What is a Lottery?


A lottery is a form of gambling in which people purchase numbered tickets and win prizes if the numbers on their ticket match those randomly selected by a machine. The odds of winning vary widely, depending on the number of tickets sold and the size of the prize. A small percentage of the money collected from lottery tickets is usually donated to good causes. The lottery is a popular way for states to raise money, because it is simple to organize and inexpensive to operate.

In the past, some politicians have used lotteries to encourage people to participate in social programs, such as subsidized housing and kindergarten placements, or to provide tax relief for the elderly, poor, and disabled. Some state governments have also operated a financial lottery, in which players pay to select numbers and win a share of a lump sum. Others have sponsored contests to determine the winner of a sporting event, such as the Super Bowl or the World Series.

Most state-run lotteries offer both a small number of large cash prizes and a variety of smaller prizes. The size of the prize depends on the total value of the tickets sold and the amount of money collected from those tickets. The prizes range from a few hundred dollars to millions of dollars. The odds of winning the top prize are low.

People can become addicted to lotteries, because they can make the entertainment and other non-monetary value they obtain from playing the lottery outweigh the disutility of a monetary loss. Nevertheless, lotteries can also be harmful because they may reduce the quality of life for those who don’t play them and because they can lead to bad outcomes such as gambling addiction and bankruptcy.

The earliest recorded lotteries, which offered tickets for sale with prizes in the form of money, appeared in the Low Countries in the 15th century.
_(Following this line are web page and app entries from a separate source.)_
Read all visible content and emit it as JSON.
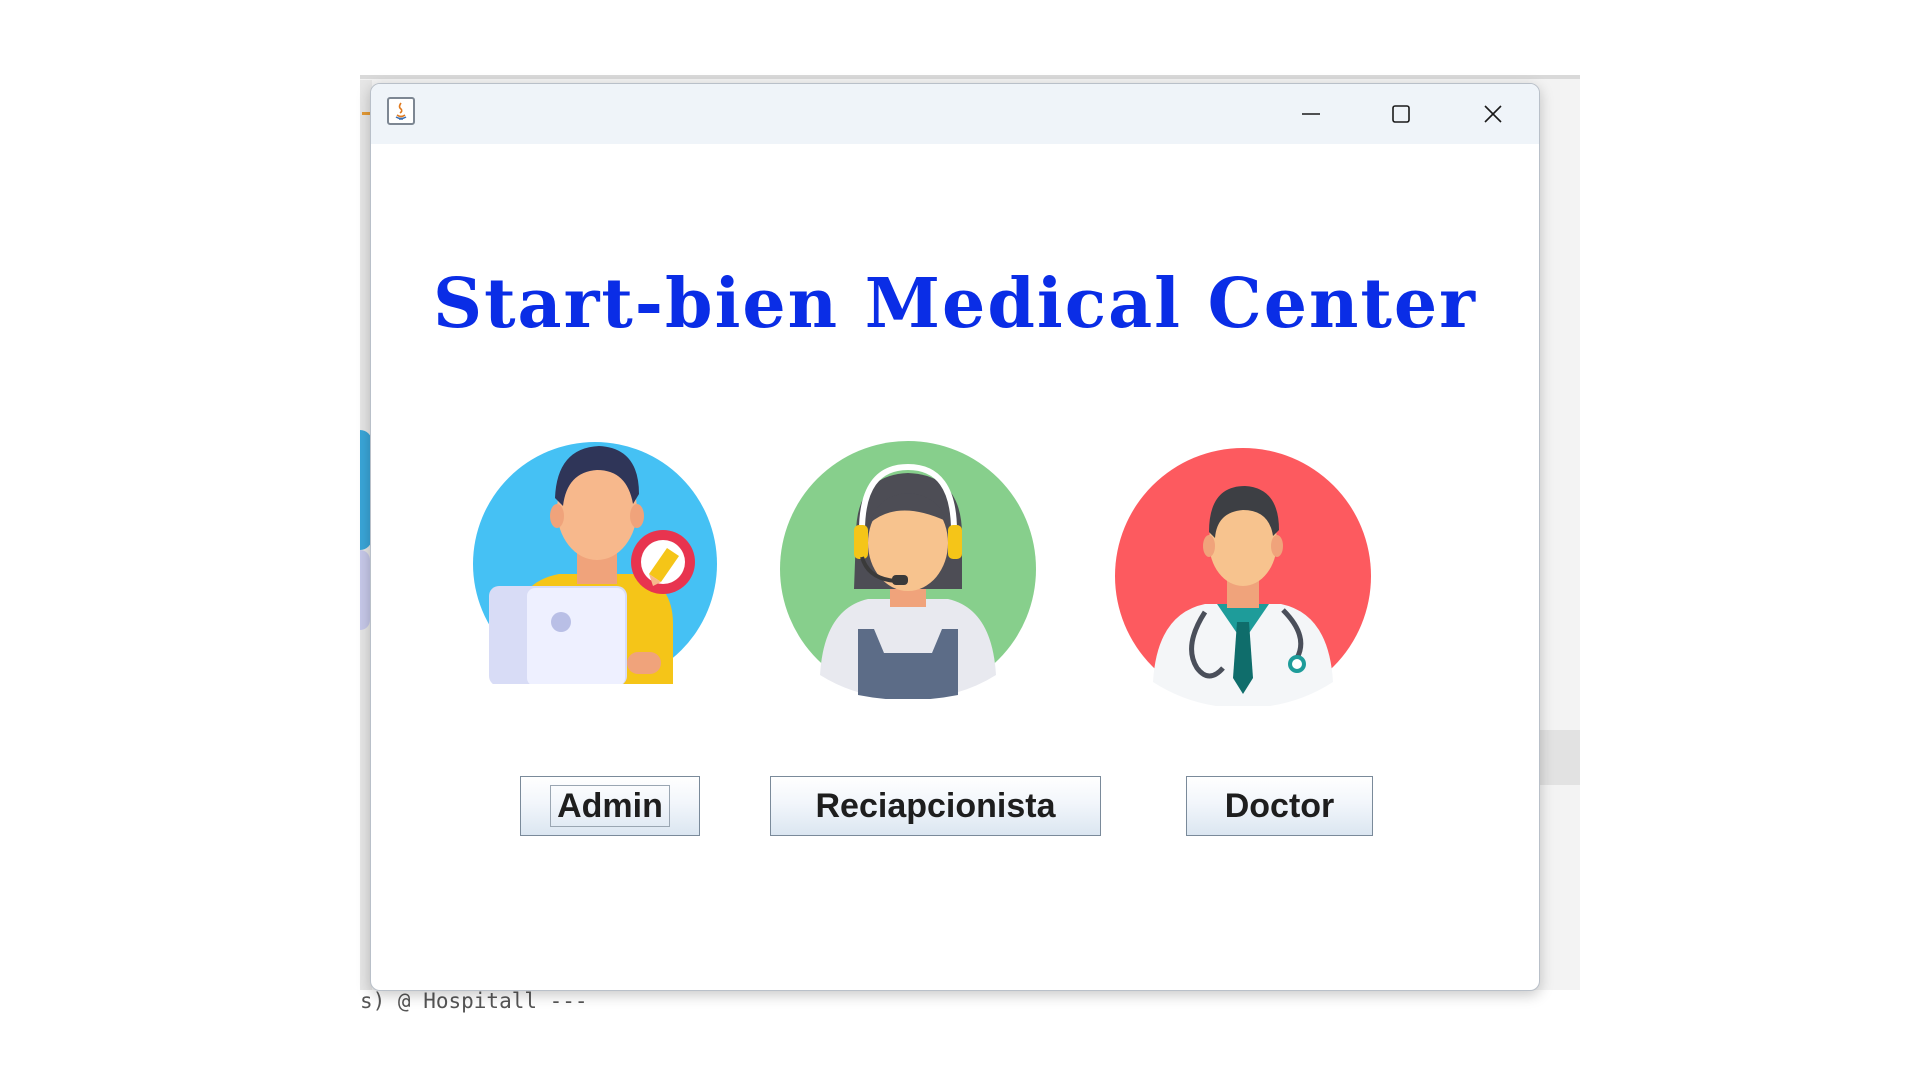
{
  "window": {
    "title": "",
    "controls": {
      "minimize": "minimize-icon",
      "maximize": "maximize-icon",
      "close": "close-icon"
    }
  },
  "header": {
    "title": "Start-bien Medical Center",
    "title_color": "#0a2de6"
  },
  "roles": [
    {
      "label": "Admin",
      "icon": "admin-icon",
      "circle_color": "#45c1f4"
    },
    {
      "label": "Reciapcionista",
      "icon": "receptionist-icon",
      "circle_color": "#87cf8c"
    },
    {
      "label": "Doctor",
      "icon": "doctor-icon",
      "circle_color": "#fd5a5f"
    }
  ],
  "background": {
    "console_text": "s) @ Hospitall ---"
  }
}
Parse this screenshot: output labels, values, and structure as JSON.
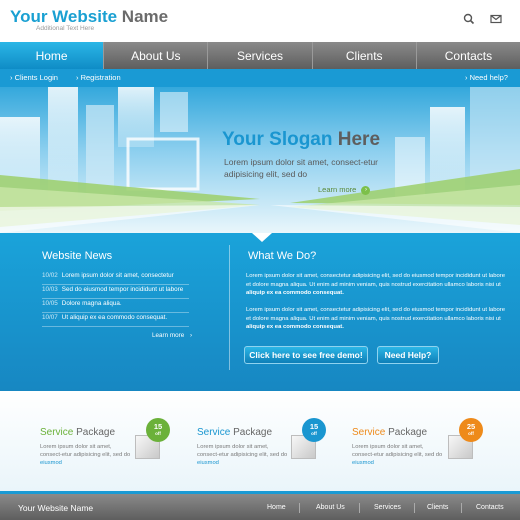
{
  "header": {
    "logo_part1": "Your Website",
    "logo_part2": "Name",
    "tagline": "Additional Text Here",
    "icons": [
      "search-icon",
      "mail-icon"
    ]
  },
  "nav": {
    "items": [
      "Home",
      "About Us",
      "Services",
      "Clients",
      "Contacts"
    ],
    "active_index": 0
  },
  "subnav": {
    "left": [
      "Clients Login",
      "Registration"
    ],
    "right": "Need help?"
  },
  "hero": {
    "slogan_part1": "Your Slogan",
    "slogan_part2": "Here",
    "text": "Lorem ipsum dolor sit amet, consect-etur adipisicing elit, sed do",
    "learn_more": "Learn more"
  },
  "news": {
    "title": "Website News",
    "items": [
      {
        "date": "10/02",
        "text": "Lorem ipsum dolor sit amet, consectetur"
      },
      {
        "date": "10/03",
        "text": "Sed do eiusmod tempor incididunt ut labore"
      },
      {
        "date": "10/05",
        "text": "Dolore magna aliqua."
      },
      {
        "date": "10/07",
        "text": "Ut aliquip ex ea commodo consequat."
      }
    ],
    "more": "Learn more"
  },
  "what": {
    "title": "What We Do?",
    "para1": "Lorem ipsum dolor sit amet, consectetur adipisicing elit, sed do eiusmod tempor incididunt ut labore et dolore magna aliqua. Ut enim ad minim veniam, quis nostrud exercitation ullamco laboris nisi ut",
    "para1_bold": "aliquip ex ea commodo consequat.",
    "para2": "Lorem ipsum dolor sit amet, consectetur adipisicing elit, sed do eiusmod tempor incididunt ut labore et dolore magna aliqua. Ut enim ad minim veniam, quis nostrud exercitation ullamco laboris nisi ut",
    "para2_bold": "aliquip ex ea commodo consequat.",
    "demo_button": "Click here to see free demo!",
    "help_button": "Need Help?"
  },
  "services": {
    "packages": [
      {
        "title_color": "Service",
        "title_rest": "Package",
        "color": "#6bb13a",
        "text": "Lorem ipsum dolor sit amet, consect-etur adipisicing elit, sed do",
        "more": "eiusmod",
        "badge_value": "15",
        "badge_unit": "off"
      },
      {
        "title_color": "Service",
        "title_rest": "Package",
        "color": "#1a96d0",
        "text": "Lorem ipsum dolor sit amet, consect-etur adipisicing elit, sed do",
        "more": "eiusmod",
        "badge_value": "15",
        "badge_unit": "off"
      },
      {
        "title_color": "Service",
        "title_rest": "Package",
        "color": "#ee8a1a",
        "text": "Lorem ipsum dolor sit amet, consect-etur adipisicing elit, sed do",
        "more": "eiusmod",
        "badge_value": "25",
        "badge_unit": "off"
      }
    ]
  },
  "footer": {
    "name": "Your Website Name",
    "links": [
      "Home",
      "About Us",
      "Services",
      "Clients",
      "Contacts"
    ]
  },
  "colors": {
    "accent": "#1a9ad4",
    "nav_gray": "#6e6e6e",
    "green": "#6bb13a",
    "orange": "#ee8a1a"
  }
}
These were primarily intended to raise funds for town fortifications and help the poor. Some were regulated by law, while others were not.

In the immediate post-World War II period, many Americans believed that a successful lottery would allow the government to expand its array of services without imposing particularly onerous taxes on the middle class and working classes. But this arrangement began to crumble with inflation, and by the 1970s states realized that they needed new sources of revenue. Lotteries were an attractive option, because they are easy to organize and popular with the public. In addition, they do not require any initial capital investment, unlike many other types of gambling.